Sometimes the coif­fu­res rise gra­dually, and a revo­lu­tion brings them back down all of a sud­den ; there was a time when their immense height put a woman’s face in the middle of her­self.2 At ano­ther it was the feet that occu­pied that posi­tion ; the heels for­med a pedes­tal that held them up in the air. Who could believe it : archi­tects were often obli­ged to raise, lower, or widen doors, accor­ding to whe­ther women’s appa­rel requi­red this change of them, and the rules of their art were subor­di­na­ted to these fan­cies. Sometimes you see a face spor­ting a pro­di­gious quan­tity of mou­ches,3 and they all disap­pear the next day. There was a time when women had a waist4 and teeth5 ; today there is no ques­tion of those. In this chan­ging nation, wha­te­ver the cri­tic may say,6 daugh­ters are made dif­fe­rently from their mothers.

It is the same with man­ners and the way of living as with the fashions : the French change their ways accor­ding to the age of their king. The monarch could even suc­ceed in making the nation grave if he had attemp­ted it. The prince impres­ses the cha­rac­ter of his mind on the court, the court on the city, the city on the pro­vin­ces. The soul of the sove­reign is a mold that gives their shape to eve­ryone else’s.

Paris this 8th day of the moon of Saphar 1717

The Amerindian woman, with her unvarying feather headdress, is a widely disseminated image at the time.

The Princesse Palatine observes on 14 January 1688 : “At court no one wears a fichu any more ; but coiffures are becoming higher by the day” (Palatine, p. 77-78). La Bruyère wrote that fashion “makes of a woman’s head the base of an edifice several storeys high, the order and structure of which change according to their whims” (Les Caractères, “De la mode”, 12). This fashion disappeared in 1714 but was to return in the 1780s.

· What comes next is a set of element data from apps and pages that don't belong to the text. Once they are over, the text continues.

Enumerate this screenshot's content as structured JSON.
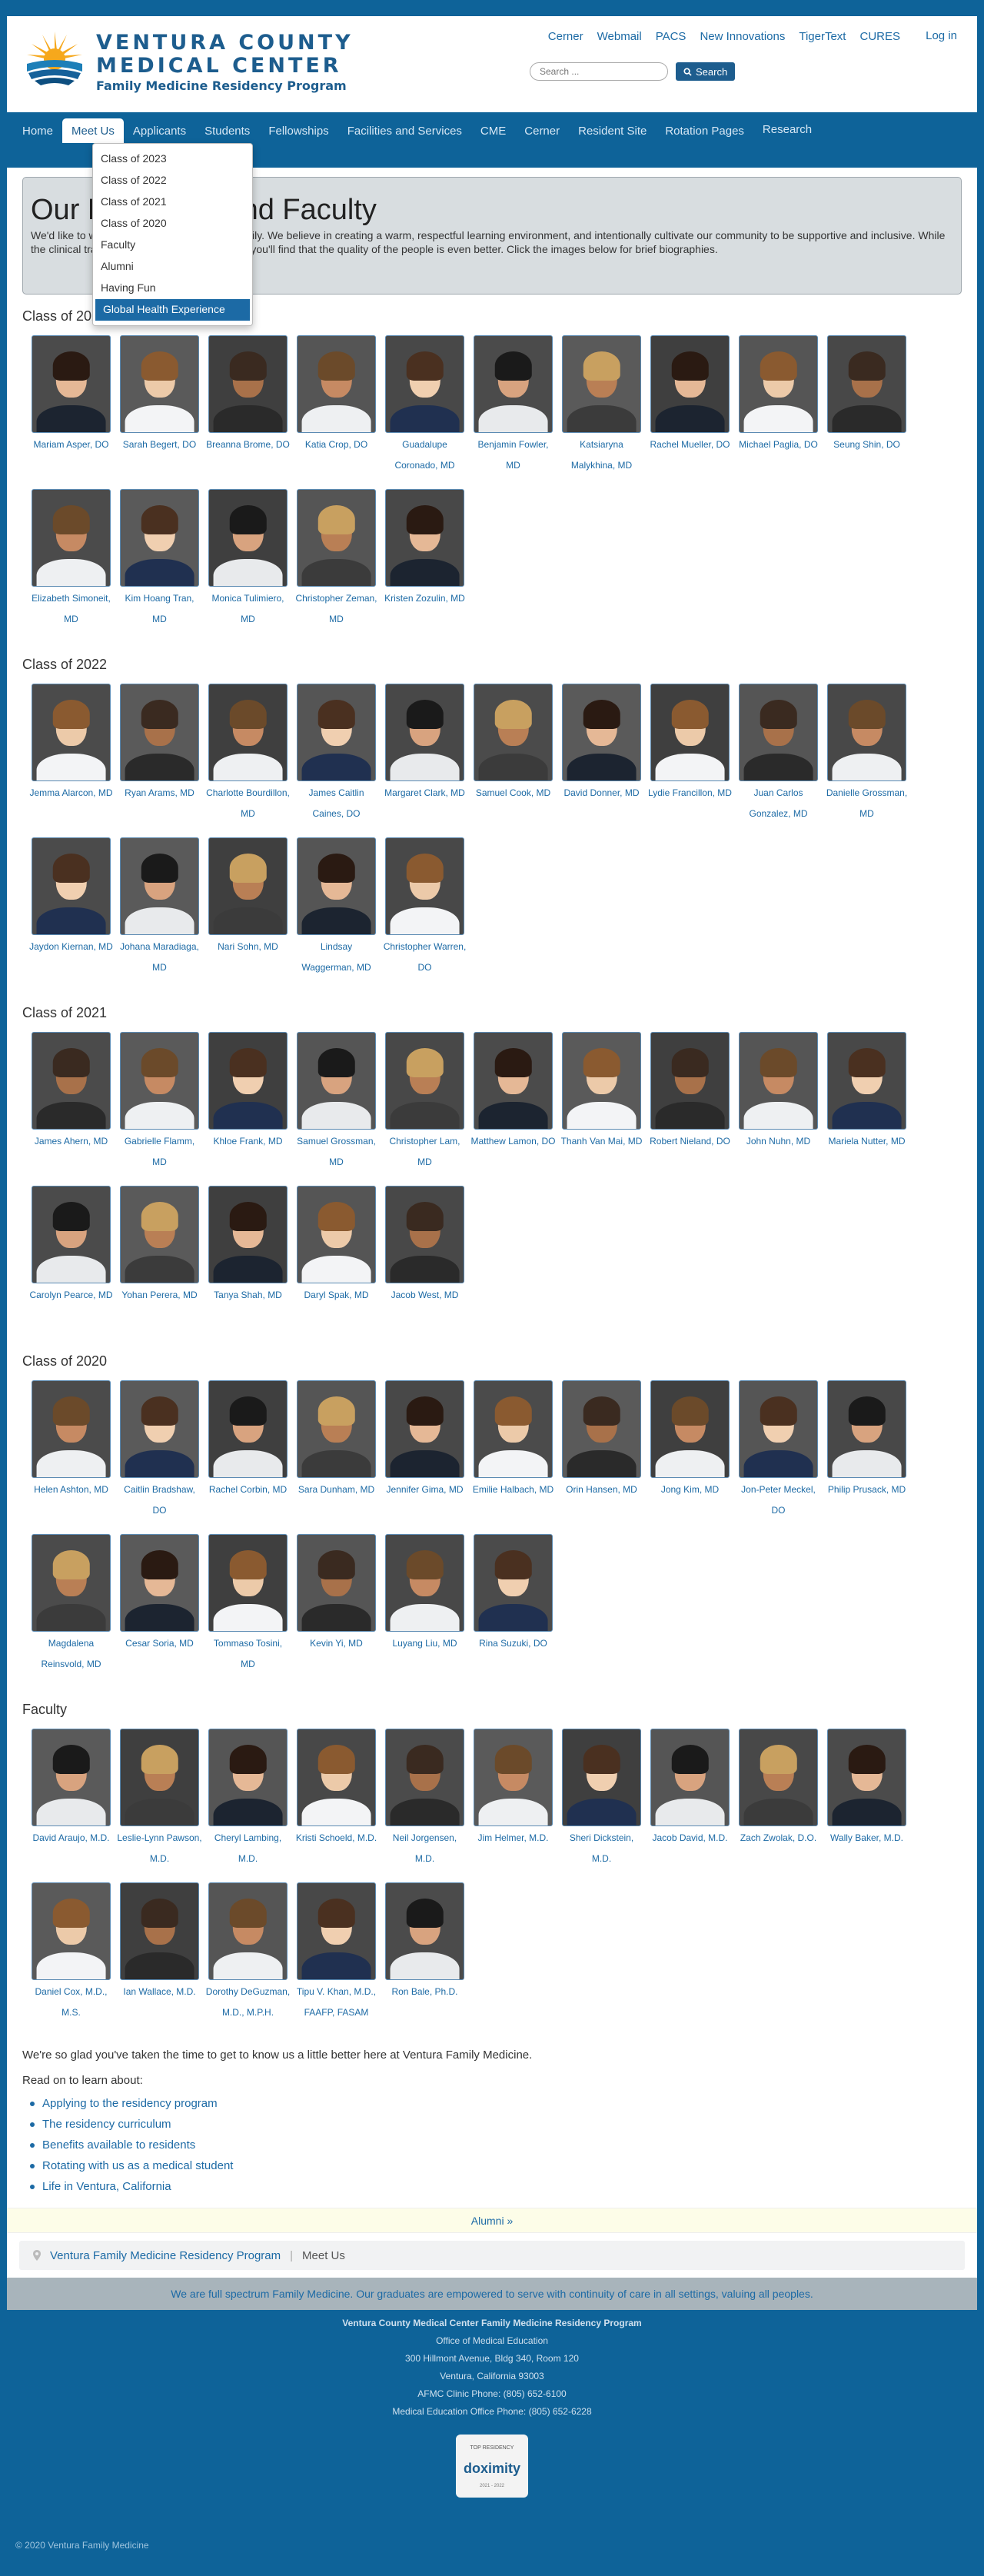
{
  "header": {
    "logo_line1": "VENTURA COUNTY",
    "logo_line2": "MEDICAL CENTER",
    "logo_line3": "Family Medicine Residency Program",
    "toplinks": [
      "Cerner",
      "Webmail",
      "PACS",
      "New Innovations",
      "TigerText",
      "CURES"
    ],
    "login": "Log in",
    "search_placeholder": "Search ...",
    "search_button": "Search"
  },
  "nav": {
    "items": [
      "Home",
      "Meet Us",
      "Applicants",
      "Students",
      "Fellowships",
      "Facilities and Services",
      "CME",
      "Cerner",
      "Resident Site",
      "Rotation Pages"
    ],
    "items_row2": [
      "Research"
    ]
  },
  "dropdown": [
    "Class of 2023",
    "Class of 2022",
    "Class of 2021",
    "Class of 2020",
    "Faculty",
    "Alumni",
    "Having Fun",
    "Global Health Experience"
  ],
  "intro": {
    "title": "Our Residents and Faculty",
    "text": "We'd like to welcome you to our residency family.  We believe in creating a warm, respectful learning environment, and intentionally cultivate our community to be supportive and inclusive. While the clinical training here is top-notch, we think you'll find that the quality of the people is even better.  Click the images below for brief biographies."
  },
  "sections": [
    {
      "title": "Class of 2023",
      "people": [
        "Mariam Asper, DO",
        "Sarah Begert, DO",
        "Breanna Brome, DO",
        "Katia Crop, DO",
        "Guadalupe Coronado, MD",
        "Benjamin Fowler, MD",
        "Katsiaryna Malykhina, MD",
        "Rachel Mueller, DO",
        "Michael Paglia, DO",
        "Seung Shin, DO",
        "Elizabeth Simoneit, MD",
        "Kim Hoang Tran, MD",
        "Monica Tulimiero, MD",
        "Christopher Zeman, MD",
        "Kristen Zozulin, MD"
      ]
    },
    {
      "title": "Class of 2022",
      "people": [
        "Jemma Alarcon, MD",
        "Ryan Arams, MD",
        "Charlotte Bourdillon, MD",
        "James Caitlin Caines, DO",
        "Margaret Clark, MD",
        "Samuel Cook, MD",
        "David Donner, MD",
        "Lydie Francillon, MD",
        "Juan Carlos Gonzalez, MD",
        "Danielle Grossman, MD",
        "Jaydon Kiernan, MD",
        "Johana Maradiaga, MD",
        "Nari Sohn, MD",
        "Lindsay Waggerman, MD",
        "Christopher Warren, DO"
      ]
    },
    {
      "title": "Class of 2021",
      "people": [
        "James Ahern, MD",
        "Gabrielle Flamm, MD",
        "Khloe Frank, MD",
        "Samuel Grossman, MD",
        "Christopher Lam, MD",
        "Matthew Lamon, DO",
        "Thanh Van Mai, MD",
        "Robert Nieland, DO",
        "John Nuhn, MD",
        "Mariela Nutter, MD",
        "Carolyn Pearce, MD",
        "Yohan Perera, MD",
        "Tanya Shah, MD",
        "Daryl Spak, MD",
        "Jacob West, MD"
      ]
    },
    {
      "title": "Class of 2020",
      "people": [
        "Helen Ashton, MD",
        "Caitlin Bradshaw, DO",
        "Rachel Corbin, MD",
        "Sara Dunham, MD",
        "Jennifer Gima, MD",
        "Emilie Halbach, MD",
        "Orin Hansen, MD",
        "Jong Kim, MD",
        "Jon-Peter Meckel, DO",
        "Philip Prusack, MD",
        "Magdalena Reinsvold, MD",
        "Cesar Soria, MD",
        "Tommaso Tosini, MD",
        "Kevin Yi, MD",
        "Luyang Liu, MD",
        "Rina Suzuki, DO"
      ]
    },
    {
      "title": "Faculty",
      "people": [
        "David Araujo, M.D.",
        "Leslie-Lynn Pawson, M.D.",
        "Cheryl Lambing, M.D.",
        "Kristi Schoeld, M.D.",
        "Neil Jorgensen, M.D.",
        "Jim Helmer, M.D.",
        "Sheri Dickstein, M.D.",
        "Jacob David, M.D.",
        "Zach Zwolak, D.O.",
        "Wally Baker, M.D.",
        "Daniel Cox, M.D., M.S.",
        "Ian Wallace, M.D.",
        "Dorothy DeGuzman, M.D., M.P.H.",
        "Tipu V. Khan, M.D., FAAFP, FASAM",
        "Ron Bale, Ph.D."
      ]
    }
  ],
  "outro": {
    "text": "We're so glad you've taken the time to get to know us a little better here at Ventura Family Medicine.",
    "read_on": "Read on to learn about:",
    "links": [
      "Applying to the residency program",
      "The residency curriculum",
      "Benefits available to residents",
      "Rotating with us as a medical student",
      "Life in Ventura, California"
    ]
  },
  "alumni_link": "Alumni »",
  "breadcrumb": {
    "link": "Ventura Family Medicine Residency Program",
    "current": "Meet Us"
  },
  "tagline": "We are full spectrum Family Medicine. Our graduates are empowered to serve with continuity of care in all settings, valuing all peoples.",
  "footer": {
    "title": "Ventura County Medical Center Family Medicine Residency Program",
    "lines": [
      "Office of Medical Education",
      "300 Hillmont Avenue, Bldg 340, Room 120",
      "Ventura, California 93003",
      "AFMC Clinic Phone: (805) 652-6100",
      "Medical Education Office Phone: (805) 652-6228"
    ],
    "badge_top": "TOP RESIDENCY",
    "badge_name": "doximity",
    "badge_year": "2021 - 2022"
  },
  "copyright": "© 2020 Ventura Family Medicine",
  "colors": {
    "brand": "#0e6399",
    "link": "#1c6aa5",
    "logo": "#1d5d8e"
  }
}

See letters 50 and 107.

Flounced dresses made fashionable by Madame de Montespan during her pregnancies, which had returned to favor after the peace of Utrecht (1713), could be combined with a more recent invention (1718), that of panniers, just as useful for hiding growing waistlines ; they are implicitly opposed to the more traditional form, which calls attention to the waist.

“Having teeth” is apparently a sign of youth and beauty, the elderly seeking rather to hide what remained of theirs.

The word can signify “a censor, who reproaches others’ mistakes, and points out their flaws maliciously or too harshly” (Trévoux, 1704), but also a person who judges a work. It is not clear whether Rica is suggesting anyone in particular.